U.S. sees a sustained drop in illegal entries
The United States saw a clear and sustained drop in illegal immigration last year, ending more than a decade of increases, according to data released Thursday by the Census Bureau.
The number of illegal immigrants in the U.S. dropped to an estimated 11.1 million last year from a peak of 12 million in 2007, part of an overall waning of immigration from Mexico and other Latin American countries. For the first time since 1910, the number of Hispanic immigrants last year to the U.S. was topped by immigrants from Asia.
Demographers say illegal Hispanic immigration — 80 percent of all illegal immigration comes from Mexico and Latin America — isn’t likely to approach its mid-2000 peak again, due in part to a sluggish U.S. economy and stronger border enforcement, but also because of a graying of the Mexican population.
In all, the biggest surge of immigration in modern U.S. history ultimately may be recorded as occurring in the mid-1990s to early 2000s, yielding illegal residents who now have been settled in the U.S. for 10 years or more. They include migrants who arrived here as teens and are increasingly at risk of “aging out” of congressional proposals such as the so-called Dream Act that offer a pathway to citizenship for younger adults.

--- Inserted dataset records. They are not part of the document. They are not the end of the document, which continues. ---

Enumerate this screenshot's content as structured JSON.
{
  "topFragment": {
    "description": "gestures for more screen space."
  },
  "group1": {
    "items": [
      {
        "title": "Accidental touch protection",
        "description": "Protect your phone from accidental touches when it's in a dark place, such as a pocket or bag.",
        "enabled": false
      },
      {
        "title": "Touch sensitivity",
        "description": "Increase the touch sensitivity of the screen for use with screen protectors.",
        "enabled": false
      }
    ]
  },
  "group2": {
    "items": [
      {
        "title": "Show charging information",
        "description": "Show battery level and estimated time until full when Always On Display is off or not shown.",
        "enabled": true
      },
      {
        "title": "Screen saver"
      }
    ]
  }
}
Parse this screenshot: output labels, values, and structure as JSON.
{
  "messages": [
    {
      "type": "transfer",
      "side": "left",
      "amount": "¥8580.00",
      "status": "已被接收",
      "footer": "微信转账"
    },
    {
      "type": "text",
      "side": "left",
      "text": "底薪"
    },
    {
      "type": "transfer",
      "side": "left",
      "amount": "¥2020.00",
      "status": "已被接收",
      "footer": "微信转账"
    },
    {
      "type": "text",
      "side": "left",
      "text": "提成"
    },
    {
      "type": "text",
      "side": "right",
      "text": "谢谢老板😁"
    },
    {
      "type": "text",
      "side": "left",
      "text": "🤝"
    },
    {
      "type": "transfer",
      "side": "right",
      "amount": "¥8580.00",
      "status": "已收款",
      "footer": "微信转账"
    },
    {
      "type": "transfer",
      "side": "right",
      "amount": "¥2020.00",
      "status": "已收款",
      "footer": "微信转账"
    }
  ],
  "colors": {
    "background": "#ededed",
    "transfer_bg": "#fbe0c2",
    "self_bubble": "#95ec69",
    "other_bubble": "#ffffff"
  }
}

“The priority now is to push a vigorous debate about the undocumented people already here,” said Jose Antonio Vargas, 31, a journalist from the Philippines. “We want to become citizens and not face the threat of deportation or be treated as second class,” said Mr. Vargas, one of a number of immigration activists pushing for citizenship for the entire illegal population in the U.S. They point to a strong Hispanic and Asian-American turnout for President Obama in last month’s election as evidence of public support for a broad overhaul of immigration policy.
Earlier this year, Mr. Obama unilaterally extended to many younger immigrants temporary reprieves from deportation. But Mr. Vargas, who has lived in the U.S. since 1993, is among a large group of illegal immigrants who are too old to qualify.
Jeffrey Passel, a senior demographer at the Pew Research Center and a former Census Bureau official, said immigration policies now being debated will have a significant impact on the U.S. labor force, which is projected to shrink by 2030. Aging white baby boomers, many in specialized or management roles, are beginning to retire. The number of Mexican immigrants, which has helped fill needs in farming, home health care and other low-wage U.S. jobs, has leveled off.
“Immigration is one way to boost the number of workers in the population,” Mr. Passel said, but the next wave of needed immigrants is likely to come from somewhere other than Mexico. “We are not going to see a return to the levels of Mexican unauthorized immigration of a decade ago.”
The immigration shift may have an impact on the future racial and ethnic makeup of the U.S., pushing back official government projections on when non-Hispanic whites will be less than a majority in the country. The Census Bureau originally reported in 2008 that white children would become a minority in 2023 and the overall white population would follow in 2042. But the agency has since suggested the tipping points may arrive later, due to a slowdown in mostly Hispanic immigration.
The data showed that 11.1 million, or 28 percent, of the foreign-born population in the U.S. consists of illegal immigrants, virtually unchanged since 2009 and roughly equal to the level of 2005. An additional 12.2 million foreign-born people, 31 percent, are permanent legal residents with green cards. And 15.1 million, or 37 percent, are naturalized U.S. citizens.
Hispanics and Asian-Americans are the nation’s fastest-growing population groups, each increasing by more than 40 percent since 2000. A higher birth rate and years of steadily high immigration have boosted Hispanics to 17 percent of the U.S. population, compared with blacks at 12 percent and Asians at 5 percent.
Even if the nation’s estimated 11 million illegal residents do not attain citizenship, the nation’s Hispanics, who made up roughly 10 percent of voters in November, are expected to nearly double their share of the voting population by 2030. The number of Asian-Americans, who now are 3 percent of voters, also will continue to increase.